Watersheds

A watershed is the area of land that drains into a lake or stream. Water traveling over the surface or through groundwater may pick up contaminants like sediment, chemicals and waste and deposit them in a body of water. We all live in a watershed. Watersheds can be small — like the area that drains into the creek behind your house. Or, watersheds can be large — think of all the land, streams and rivers that drain into the Mississippi River!

John Wesley Powell, scientist geographer, put it best when he said that a watershed is, "that area of land, a bounded hydrologic system, within which all living things are inextricably linked by their common water course and where, as humans settled, simple logic demanded that they become part of a community."

Watersheds come in all shapes and sizes. They cross county, state, and national boundaries. In the continental U.S., there are 2,110 watersheds; including Hawaii, Alaska, and Puerto Rico, there are 2,267 watersheds.

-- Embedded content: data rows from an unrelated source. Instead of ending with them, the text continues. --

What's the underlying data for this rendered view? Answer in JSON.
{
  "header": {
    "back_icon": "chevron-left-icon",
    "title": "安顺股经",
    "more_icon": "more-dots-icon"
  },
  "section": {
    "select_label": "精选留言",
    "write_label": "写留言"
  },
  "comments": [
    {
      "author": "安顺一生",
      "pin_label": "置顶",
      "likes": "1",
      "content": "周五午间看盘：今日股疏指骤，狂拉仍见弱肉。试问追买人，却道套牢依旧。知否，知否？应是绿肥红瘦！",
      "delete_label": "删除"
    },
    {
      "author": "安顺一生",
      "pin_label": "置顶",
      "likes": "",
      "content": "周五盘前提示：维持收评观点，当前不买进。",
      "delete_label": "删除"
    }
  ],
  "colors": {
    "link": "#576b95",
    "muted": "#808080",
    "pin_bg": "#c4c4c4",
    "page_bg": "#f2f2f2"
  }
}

Read about Sioux County's current watershed project: The West Branch of the Floyd River Water Quality Initiative